There is one question I have seen nothing about until reading these books. Or shall I say there is one reality I know to be true that everyone avoids. Children are capable of having sexual feelings. However. And this is a big, big however, they are not emotionally ready for it to be forced upon them and if it is forced upon them some children will grow up and avoid sex, others will grow up and be re-victimized as easy prey for sex traffickers, and some will create “hyper-sexualized” dissociative alters after being, at a completely inappropriate age, place, and context, hyper stimulated sexually. This creates shame that casts a giant shadow on personality. For those afflicted with DID it may create internal alters that are in a life or death conflict with the angry parts of a person hating the fact that, just as a human being will digest a meal even if it is eaten forcibly or partially vomited, a person can be, like Pavlov’s dog, conditioned to experience sexual feelings that they feel they cannot live with. Just as in a person with a core self that is complete, they may hate themselves and blame themselves for this type of violation. It can be seen as a sin or a failure of fulfillment of commitments in life.
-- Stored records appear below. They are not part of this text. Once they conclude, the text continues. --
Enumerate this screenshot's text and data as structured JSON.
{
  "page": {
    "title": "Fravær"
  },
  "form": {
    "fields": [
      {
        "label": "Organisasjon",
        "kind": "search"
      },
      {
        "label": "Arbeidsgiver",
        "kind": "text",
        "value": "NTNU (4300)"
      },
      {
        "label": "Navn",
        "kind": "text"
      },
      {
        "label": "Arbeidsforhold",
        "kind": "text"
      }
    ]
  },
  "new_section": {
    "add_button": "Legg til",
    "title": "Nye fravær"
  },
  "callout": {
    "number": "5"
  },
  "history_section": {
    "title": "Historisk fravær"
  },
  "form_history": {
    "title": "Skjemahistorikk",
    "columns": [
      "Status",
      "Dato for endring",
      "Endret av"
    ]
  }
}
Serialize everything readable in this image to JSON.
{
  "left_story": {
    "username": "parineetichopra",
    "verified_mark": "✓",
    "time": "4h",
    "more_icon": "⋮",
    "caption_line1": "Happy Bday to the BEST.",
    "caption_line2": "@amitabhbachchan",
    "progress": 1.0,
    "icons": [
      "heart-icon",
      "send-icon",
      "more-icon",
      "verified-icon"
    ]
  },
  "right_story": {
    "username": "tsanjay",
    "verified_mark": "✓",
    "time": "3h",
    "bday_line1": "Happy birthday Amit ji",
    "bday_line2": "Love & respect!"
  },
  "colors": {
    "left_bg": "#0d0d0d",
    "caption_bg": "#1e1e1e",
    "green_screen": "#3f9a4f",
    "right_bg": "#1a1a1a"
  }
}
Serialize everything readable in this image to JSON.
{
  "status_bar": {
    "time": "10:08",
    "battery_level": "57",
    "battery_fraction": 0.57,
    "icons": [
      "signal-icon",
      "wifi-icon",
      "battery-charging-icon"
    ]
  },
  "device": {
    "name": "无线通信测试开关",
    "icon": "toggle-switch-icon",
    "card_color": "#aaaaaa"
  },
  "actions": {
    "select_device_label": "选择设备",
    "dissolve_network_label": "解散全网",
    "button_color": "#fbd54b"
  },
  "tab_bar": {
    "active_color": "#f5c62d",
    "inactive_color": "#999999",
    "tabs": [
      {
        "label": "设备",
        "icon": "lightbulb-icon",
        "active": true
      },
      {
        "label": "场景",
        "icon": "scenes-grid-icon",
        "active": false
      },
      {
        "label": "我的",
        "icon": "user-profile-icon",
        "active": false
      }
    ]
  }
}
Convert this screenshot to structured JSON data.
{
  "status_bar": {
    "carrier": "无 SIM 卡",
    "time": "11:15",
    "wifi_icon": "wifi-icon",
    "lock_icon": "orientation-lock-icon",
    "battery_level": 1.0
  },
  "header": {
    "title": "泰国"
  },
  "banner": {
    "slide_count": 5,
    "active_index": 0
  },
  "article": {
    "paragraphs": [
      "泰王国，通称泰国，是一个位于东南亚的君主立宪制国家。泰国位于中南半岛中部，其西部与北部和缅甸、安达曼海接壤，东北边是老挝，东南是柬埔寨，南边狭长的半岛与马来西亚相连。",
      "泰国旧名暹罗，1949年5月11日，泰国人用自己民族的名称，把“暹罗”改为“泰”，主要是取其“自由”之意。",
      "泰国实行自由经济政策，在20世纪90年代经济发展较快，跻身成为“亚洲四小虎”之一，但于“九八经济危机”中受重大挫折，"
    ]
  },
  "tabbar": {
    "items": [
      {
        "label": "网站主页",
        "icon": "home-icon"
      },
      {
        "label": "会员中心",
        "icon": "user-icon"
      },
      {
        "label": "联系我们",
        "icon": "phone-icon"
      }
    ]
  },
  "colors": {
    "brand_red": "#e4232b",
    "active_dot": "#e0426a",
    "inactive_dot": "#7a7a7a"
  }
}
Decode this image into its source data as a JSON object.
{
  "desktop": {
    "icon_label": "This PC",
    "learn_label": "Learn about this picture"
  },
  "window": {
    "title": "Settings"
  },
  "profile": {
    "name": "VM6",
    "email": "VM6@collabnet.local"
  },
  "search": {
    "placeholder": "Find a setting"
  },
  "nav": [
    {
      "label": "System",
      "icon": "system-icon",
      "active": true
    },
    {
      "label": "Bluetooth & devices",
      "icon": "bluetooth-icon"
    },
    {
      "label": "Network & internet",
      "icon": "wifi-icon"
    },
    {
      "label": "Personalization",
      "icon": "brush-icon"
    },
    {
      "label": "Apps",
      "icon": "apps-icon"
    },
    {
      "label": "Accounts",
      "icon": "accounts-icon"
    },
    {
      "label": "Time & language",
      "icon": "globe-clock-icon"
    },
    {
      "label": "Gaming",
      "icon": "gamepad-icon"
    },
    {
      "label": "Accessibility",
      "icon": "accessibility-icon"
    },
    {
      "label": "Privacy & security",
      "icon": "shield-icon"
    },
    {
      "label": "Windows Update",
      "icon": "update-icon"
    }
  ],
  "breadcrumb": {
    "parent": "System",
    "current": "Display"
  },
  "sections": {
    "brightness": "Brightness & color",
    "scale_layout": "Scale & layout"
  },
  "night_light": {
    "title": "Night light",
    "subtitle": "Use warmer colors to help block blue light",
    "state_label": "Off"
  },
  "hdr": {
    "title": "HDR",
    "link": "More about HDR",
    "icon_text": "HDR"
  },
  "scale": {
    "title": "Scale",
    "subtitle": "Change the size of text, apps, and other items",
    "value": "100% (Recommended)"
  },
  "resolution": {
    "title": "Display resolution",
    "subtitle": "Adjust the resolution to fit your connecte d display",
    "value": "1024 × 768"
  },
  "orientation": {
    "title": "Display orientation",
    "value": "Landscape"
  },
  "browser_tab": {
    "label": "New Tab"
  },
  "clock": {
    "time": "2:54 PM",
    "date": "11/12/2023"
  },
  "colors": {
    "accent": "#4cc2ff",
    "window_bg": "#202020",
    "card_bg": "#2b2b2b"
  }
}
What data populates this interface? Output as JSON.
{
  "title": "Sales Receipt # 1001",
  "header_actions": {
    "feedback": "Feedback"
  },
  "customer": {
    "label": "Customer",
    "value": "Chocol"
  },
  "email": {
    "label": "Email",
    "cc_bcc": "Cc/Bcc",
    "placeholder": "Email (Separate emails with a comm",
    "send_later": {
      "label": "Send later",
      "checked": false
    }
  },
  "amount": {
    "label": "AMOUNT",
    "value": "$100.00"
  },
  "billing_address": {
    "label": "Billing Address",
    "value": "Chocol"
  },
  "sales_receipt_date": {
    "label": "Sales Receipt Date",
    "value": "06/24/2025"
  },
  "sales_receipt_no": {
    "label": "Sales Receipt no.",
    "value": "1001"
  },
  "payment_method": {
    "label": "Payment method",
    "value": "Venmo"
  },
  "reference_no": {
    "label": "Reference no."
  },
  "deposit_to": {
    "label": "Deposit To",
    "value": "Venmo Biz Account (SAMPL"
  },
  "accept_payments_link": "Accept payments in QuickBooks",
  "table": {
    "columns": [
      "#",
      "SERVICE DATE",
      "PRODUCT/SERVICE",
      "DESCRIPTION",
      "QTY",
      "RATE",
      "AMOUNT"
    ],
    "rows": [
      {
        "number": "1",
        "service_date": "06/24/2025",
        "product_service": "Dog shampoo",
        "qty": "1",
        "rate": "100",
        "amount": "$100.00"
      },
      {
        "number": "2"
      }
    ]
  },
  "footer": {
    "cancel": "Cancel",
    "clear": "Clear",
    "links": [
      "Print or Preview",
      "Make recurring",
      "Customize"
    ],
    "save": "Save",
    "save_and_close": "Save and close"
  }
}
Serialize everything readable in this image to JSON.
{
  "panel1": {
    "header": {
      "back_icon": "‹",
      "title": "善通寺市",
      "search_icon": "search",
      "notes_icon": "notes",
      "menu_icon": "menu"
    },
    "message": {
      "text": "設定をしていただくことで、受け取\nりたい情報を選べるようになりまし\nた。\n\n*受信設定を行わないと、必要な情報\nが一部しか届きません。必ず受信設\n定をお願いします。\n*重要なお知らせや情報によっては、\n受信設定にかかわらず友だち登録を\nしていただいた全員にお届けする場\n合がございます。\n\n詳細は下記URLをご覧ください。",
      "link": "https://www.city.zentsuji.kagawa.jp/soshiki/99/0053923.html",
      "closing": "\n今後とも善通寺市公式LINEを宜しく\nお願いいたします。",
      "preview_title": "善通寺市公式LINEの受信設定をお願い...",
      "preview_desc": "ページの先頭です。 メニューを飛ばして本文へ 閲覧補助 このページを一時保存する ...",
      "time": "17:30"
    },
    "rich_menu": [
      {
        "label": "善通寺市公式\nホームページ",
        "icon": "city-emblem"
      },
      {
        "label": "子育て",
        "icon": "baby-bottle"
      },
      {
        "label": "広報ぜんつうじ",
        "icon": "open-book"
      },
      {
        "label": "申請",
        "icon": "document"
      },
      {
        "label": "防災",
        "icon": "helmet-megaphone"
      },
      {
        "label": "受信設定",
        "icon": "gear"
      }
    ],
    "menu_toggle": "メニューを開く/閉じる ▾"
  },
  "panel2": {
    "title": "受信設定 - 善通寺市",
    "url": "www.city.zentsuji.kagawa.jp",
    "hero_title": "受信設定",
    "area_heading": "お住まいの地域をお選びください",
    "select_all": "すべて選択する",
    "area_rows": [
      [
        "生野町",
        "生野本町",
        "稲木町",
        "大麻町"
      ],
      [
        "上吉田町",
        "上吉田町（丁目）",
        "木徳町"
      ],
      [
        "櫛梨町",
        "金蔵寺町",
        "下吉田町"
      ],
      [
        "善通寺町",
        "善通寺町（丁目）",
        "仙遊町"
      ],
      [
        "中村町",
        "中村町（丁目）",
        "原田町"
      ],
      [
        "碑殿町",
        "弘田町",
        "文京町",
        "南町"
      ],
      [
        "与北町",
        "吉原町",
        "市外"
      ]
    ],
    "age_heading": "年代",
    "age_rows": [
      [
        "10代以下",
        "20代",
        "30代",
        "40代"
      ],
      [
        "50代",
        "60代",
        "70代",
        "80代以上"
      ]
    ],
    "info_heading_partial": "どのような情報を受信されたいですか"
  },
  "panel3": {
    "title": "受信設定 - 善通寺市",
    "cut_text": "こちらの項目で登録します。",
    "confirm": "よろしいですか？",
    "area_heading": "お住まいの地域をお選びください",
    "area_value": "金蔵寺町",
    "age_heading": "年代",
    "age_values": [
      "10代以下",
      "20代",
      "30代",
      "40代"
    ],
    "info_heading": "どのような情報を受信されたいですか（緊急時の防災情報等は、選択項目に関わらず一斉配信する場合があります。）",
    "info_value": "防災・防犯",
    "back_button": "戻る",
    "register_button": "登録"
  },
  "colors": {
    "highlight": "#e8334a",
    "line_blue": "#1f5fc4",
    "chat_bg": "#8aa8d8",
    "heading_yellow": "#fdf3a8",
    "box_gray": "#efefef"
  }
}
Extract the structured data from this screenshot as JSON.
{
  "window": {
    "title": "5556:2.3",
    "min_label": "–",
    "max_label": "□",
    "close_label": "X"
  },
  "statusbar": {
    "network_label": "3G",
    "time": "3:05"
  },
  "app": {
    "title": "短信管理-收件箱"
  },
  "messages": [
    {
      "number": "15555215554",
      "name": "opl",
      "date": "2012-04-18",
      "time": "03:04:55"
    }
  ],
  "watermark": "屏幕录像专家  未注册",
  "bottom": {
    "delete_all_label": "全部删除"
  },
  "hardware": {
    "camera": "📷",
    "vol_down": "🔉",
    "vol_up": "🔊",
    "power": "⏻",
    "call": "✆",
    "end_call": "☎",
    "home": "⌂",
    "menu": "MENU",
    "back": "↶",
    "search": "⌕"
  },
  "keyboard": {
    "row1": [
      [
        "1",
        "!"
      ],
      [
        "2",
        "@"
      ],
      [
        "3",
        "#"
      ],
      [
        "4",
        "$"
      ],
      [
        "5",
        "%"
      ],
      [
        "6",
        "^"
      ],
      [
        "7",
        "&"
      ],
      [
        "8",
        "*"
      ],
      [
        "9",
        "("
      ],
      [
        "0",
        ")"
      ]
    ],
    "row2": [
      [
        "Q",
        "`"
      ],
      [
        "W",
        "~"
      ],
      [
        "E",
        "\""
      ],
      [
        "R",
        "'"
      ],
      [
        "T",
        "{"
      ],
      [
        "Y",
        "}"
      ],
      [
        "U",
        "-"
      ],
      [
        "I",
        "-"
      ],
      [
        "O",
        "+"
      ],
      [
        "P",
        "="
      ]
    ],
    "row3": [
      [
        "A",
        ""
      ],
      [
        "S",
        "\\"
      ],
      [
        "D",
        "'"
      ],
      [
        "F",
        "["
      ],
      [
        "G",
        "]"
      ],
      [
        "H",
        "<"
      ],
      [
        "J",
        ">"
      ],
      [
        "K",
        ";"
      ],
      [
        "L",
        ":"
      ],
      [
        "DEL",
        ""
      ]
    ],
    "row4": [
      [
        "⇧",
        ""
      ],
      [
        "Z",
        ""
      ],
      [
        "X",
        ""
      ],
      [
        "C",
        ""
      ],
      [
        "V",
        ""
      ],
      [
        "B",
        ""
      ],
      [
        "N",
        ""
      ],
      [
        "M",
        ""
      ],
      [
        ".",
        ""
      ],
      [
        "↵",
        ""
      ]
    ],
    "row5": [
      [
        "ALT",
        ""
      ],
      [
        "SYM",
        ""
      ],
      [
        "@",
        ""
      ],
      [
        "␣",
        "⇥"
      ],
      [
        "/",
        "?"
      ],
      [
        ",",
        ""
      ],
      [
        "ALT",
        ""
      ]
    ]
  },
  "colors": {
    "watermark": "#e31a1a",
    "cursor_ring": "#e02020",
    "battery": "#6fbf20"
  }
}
Healing is a long, uncomfortable journey in life whatever the problem. The author, after outlining his therapeutic model for treating DID says, “A DID patient may heal to the point where the alters coexist in a harmonious manner, but without full integration.”
Human consciousness is a strange and complicated thing. “There are more things in heaven and earth, Horatio, than is dreamt of in your philosophy”, or so the Bard said.
If only all the mental health professionals were like Dr. Yueng! I think from what I have seen in my area, DID is not considered controversial any more but there are clearly more qualified therapists than others to treat it. As far as treatment, we are sadly far behind where we could be because of the state of affairs that mental health is in. These lives matter- their suffering should not be ignored.